The optimum pH

So, what is the optimum pH for effective skin health? Each skin concern needs a slightly different adjustment to the pH of the formula used, as does each set of products used to treat it. Often, a skin care protocol will include a combination of a few products formulated at various pH levels to optimize results. When formulating anti-aging products, it is common to include in the protocol a few products that help to increase exfoliation of the skin to minimize fine lines and wrinkles, and to increase hydration. The skin cell turnover rate for a client age 16–20 is, on average, 14 days. For every year a person ages beyond 20, it increases by one day. At age 30, it takes an average of 24 days for cells to turn over and reveal younger, healthier skin. At age 40, it takes 34 days and, at 50, well over a month at 44 days, resulting in the need for acid-based products.

Three things need to be considered when using a product and determining its ideal pH.

  1. What is the skin concern you are treating?
  2. What is the desired result of the treatment? Do you want to only increase exfoliation, or for the skin to actually peel?
  3. How much time will this product remain on the skin? Is it an in-spa treatment or an at-home product?

In-spa vs. home care

Everyday home-care products can vary from acidic to alkaline formulations. Professional in-spa use products are usually more acidic and can be formulated as low as pH 2, although the esthetic standard is no lower than a pH 3. Home-care products often range from pH 4–6, depending on whether they are cleansers or treatments that will remain on the skin for a longer period of time. Glycolic acid is the most popular of the acids used in formulations because of its smaller molecular size and ability to penetrate. Often, formulations will include a combination of several different acids. A common favorite combination is glycolic and lactic. Salicylic is often used alone or in combination with glycolic for the treatment of acne.

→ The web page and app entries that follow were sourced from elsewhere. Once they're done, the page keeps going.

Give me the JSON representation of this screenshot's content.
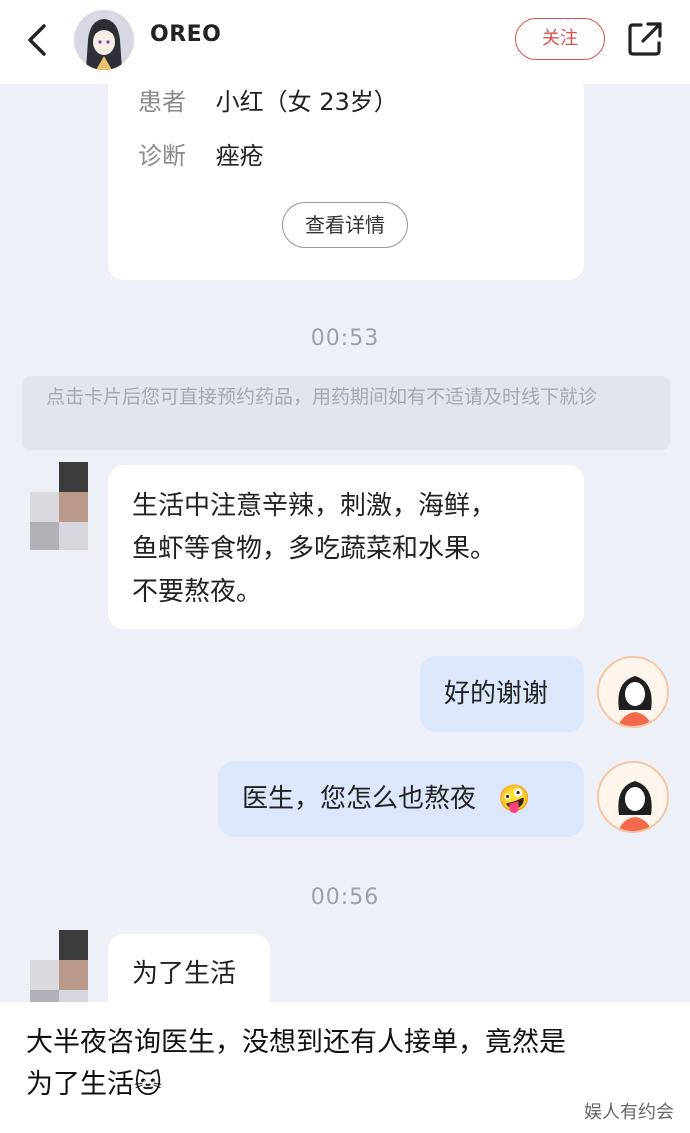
{
  "header": {
    "username": "OREO",
    "follow_label": "关注",
    "icons": {
      "back": "back-chevron-icon",
      "share": "share-icon"
    }
  },
  "card": {
    "patient_label": "患者",
    "patient_value": "小红（女 23岁）",
    "diagnosis_label": "诊断",
    "diagnosis_value": "痤疮",
    "details_button": "查看详情"
  },
  "timestamps": [
    "00:53",
    "00:56"
  ],
  "notice": "点击卡片后您可直接预约药品，用药期间如有不适请及时线下就诊",
  "messages": [
    {
      "from": "doctor",
      "lines": [
        "生活中注意辛辣，刺激，海鲜，",
        "鱼虾等食物，多吃蔬菜和水果。",
        "不要熬夜。"
      ]
    },
    {
      "from": "user",
      "text": "好的谢谢"
    },
    {
      "from": "user",
      "text": "医生，您怎么也熬夜",
      "emoji": "🤪"
    },
    {
      "from": "doctor",
      "text": "为了生活"
    }
  ],
  "caption": {
    "line1": "大半夜咨询医生，没想到还有人接单，竟然是",
    "line2": "为了生活",
    "emoji": "🐱"
  },
  "watermark": "娱人有约会",
  "colors": {
    "accent": "#e0504a",
    "chat_bg": "#eef0f7",
    "user_bubble": "#dce7fb"
  }
}
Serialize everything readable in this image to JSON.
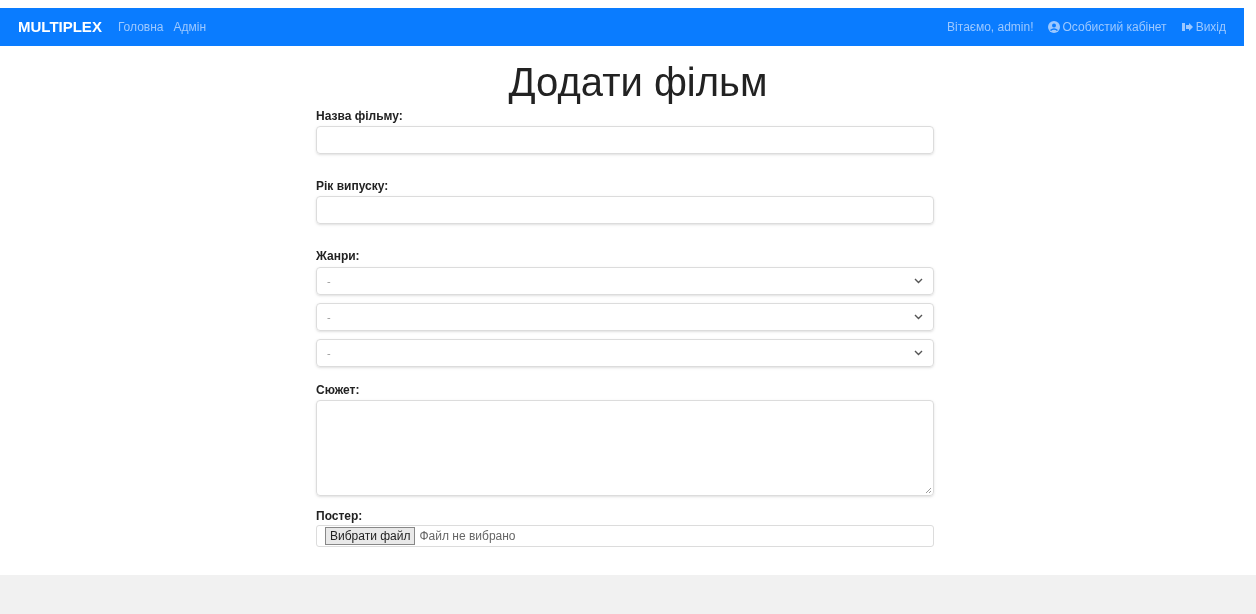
{
  "navbar": {
    "brand": "MULTIPLEX",
    "links": [
      {
        "label": "Головна"
      },
      {
        "label": "Адмін"
      }
    ],
    "greeting": "Вітаємо, admin!",
    "account_link": "Особистий кабінет",
    "logout_link": "Вихід"
  },
  "page_title": "Додати фільм",
  "form": {
    "fields": [
      {
        "kind": "text",
        "label": "Назва фільму:"
      },
      {
        "kind": "text",
        "label": "Рік випуску:"
      },
      {
        "kind": "selects",
        "label": "Жанри:",
        "options": [
          "-",
          "-",
          "-"
        ]
      },
      {
        "kind": "textarea",
        "label": "Сюжет:"
      },
      {
        "kind": "file",
        "label": "Постер:",
        "button": "Вибрати файл",
        "status": "Файл не вибрано"
      }
    ]
  }
}
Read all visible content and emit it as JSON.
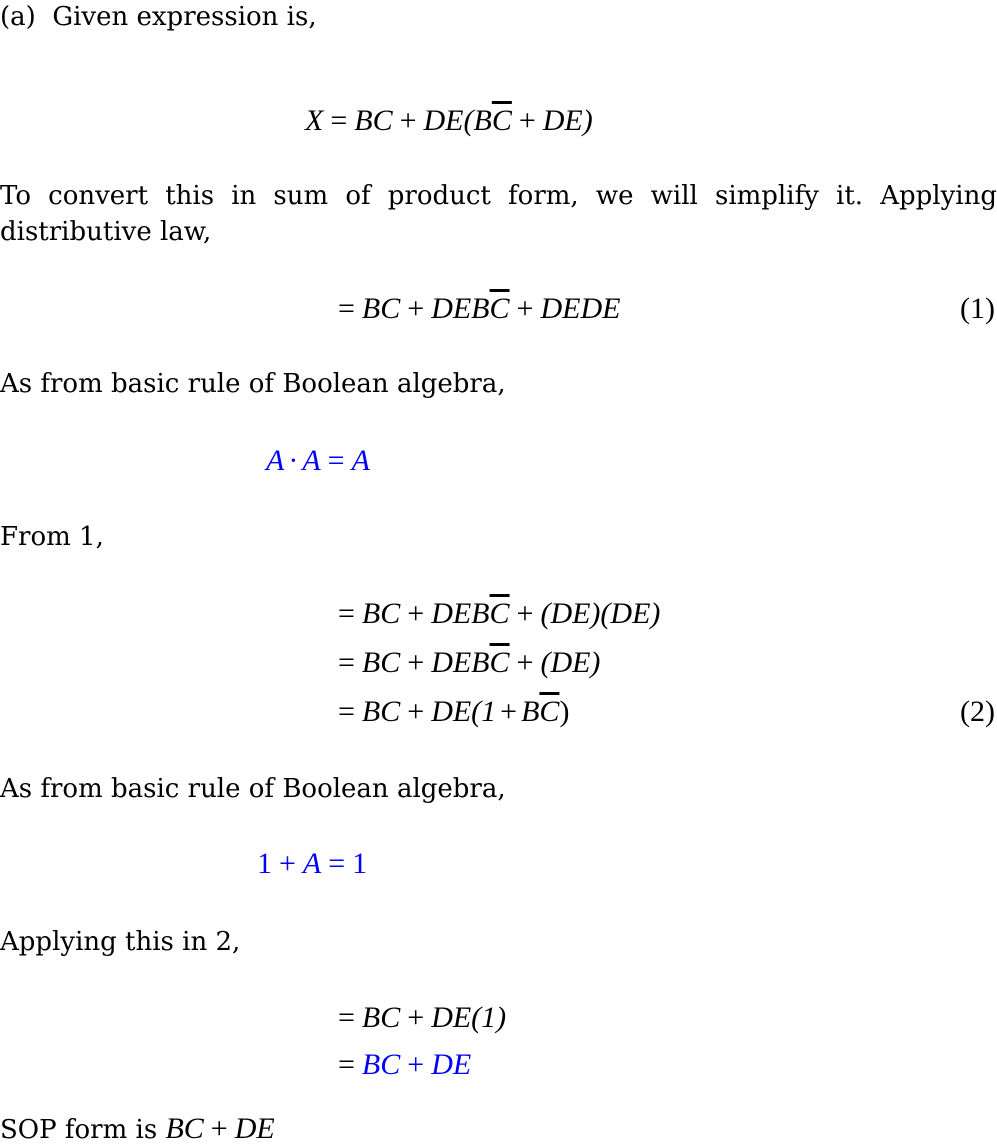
{
  "colors": {
    "text": "#000000",
    "highlight": "#0000ff"
  },
  "intro": {
    "label": "(a)",
    "text": "Given expression is,"
  },
  "given": {
    "lhs": "X",
    "eq": "=",
    "t1": "BC",
    "plus1": "+",
    "t2": "DE(B",
    "t2_bar": "C",
    "plus2": "+",
    "t3": "DE)"
  },
  "para1": "To convert this in sum of product form, we will simplify it.  Applying distributive law,",
  "eq1": {
    "eq": "=",
    "t1": "BC",
    "plus1": "+",
    "t2": "DEB",
    "t2_bar": "C",
    "plus2": "+",
    "t3": "DEDE",
    "number": "(1)"
  },
  "rule1_intro": "As from basic rule of Boolean algebra,",
  "rule1": {
    "a": "A",
    "dot": "·",
    "b": "A",
    "eq": "=",
    "c": "A"
  },
  "from1": "From 1,",
  "eq2": {
    "line1": {
      "eq": "=",
      "t1": "BC",
      "plus1": "+",
      "t2": "DEB",
      "t2_bar": "C",
      "plus2": "+",
      "t3": "(DE)(DE)"
    },
    "line2": {
      "eq": "=",
      "t1": "BC",
      "plus1": "+",
      "t2": "DEB",
      "t2_bar": "C",
      "plus2": "+",
      "t3": "(DE)"
    },
    "line3": {
      "eq": "=",
      "t1": "BC",
      "plus1": "+",
      "t2": "DE(1",
      "plus2": "+",
      "t3": "B",
      "t3_bar": "C",
      "close": ")"
    },
    "number": "(2)"
  },
  "rule2_intro": "As from basic rule of Boolean algebra,",
  "rule2": {
    "a": "1",
    "plus": "+",
    "b": "A",
    "eq": "=",
    "c": "1"
  },
  "apply2": "Applying this in 2,",
  "eq3": {
    "line1": {
      "eq": "=",
      "t1": "BC",
      "plus": "+",
      "t2": "DE(1)"
    },
    "line2": {
      "eq": "=",
      "t1": "BC",
      "plus": "+",
      "t2": "DE"
    }
  },
  "conclusion": {
    "text": "SOP form is",
    "t1": "BC",
    "plus": "+",
    "t2": "DE"
  }
}
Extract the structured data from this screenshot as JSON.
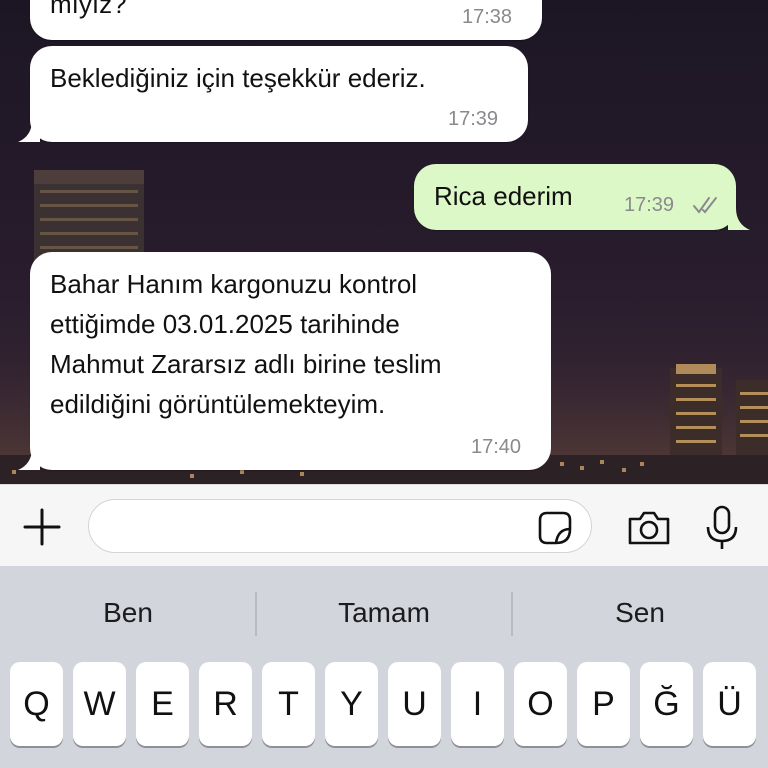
{
  "messages": [
    {
      "direction": "incoming",
      "lines": [
        "mıyız?"
      ],
      "time": "17:38"
    },
    {
      "direction": "incoming",
      "lines": [
        "Beklediğiniz için teşekkür ederiz."
      ],
      "time": "17:39"
    },
    {
      "direction": "outgoing",
      "lines": [
        "Rica ederim"
      ],
      "time": "17:39",
      "status": "read-double-check-icon"
    },
    {
      "direction": "incoming",
      "lines": [
        "Bahar Hanım kargonuzu kontrol",
        "ettiğimde 03.01.2025 tarihinde",
        "Mahmut Zararsız adlı birine teslim",
        "edildiğini görüntülemekteyim."
      ],
      "time": "17:40"
    }
  ],
  "input_bar": {
    "attach_icon": "plus-icon",
    "text_value": "",
    "sticker_icon": "sticker-icon",
    "camera_icon": "camera-icon",
    "mic_icon": "microphone-icon"
  },
  "keyboard": {
    "suggestions": [
      "Ben",
      "Tamam",
      "Sen"
    ],
    "row1": [
      "Q",
      "W",
      "E",
      "R",
      "T",
      "Y",
      "U",
      "I",
      "O",
      "P",
      "Ğ",
      "Ü"
    ]
  },
  "colors": {
    "incoming_bubble": "#ffffff",
    "outgoing_bubble": "#dcf8c6",
    "read_check": "#8a8a8e",
    "keyboard_bg": "#d2d5db"
  }
}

Lower pH products are used in the treatment of hyperpigmentation to obtain visible results by helping to accelerate the exfoliation of pigmentation in the epidermal layer. Try formulations that add holistic and alternative actives to the acid base in order to help prevent—as well as resolve—the current skin concern. Favorites for hyperpigmentation are arbutin, bearberry and kojic acid. Vitamin C, zinc, CoQ10 and retinoic acid help restore metabolic rejuvenation to damaged skin for healthier, long-term results.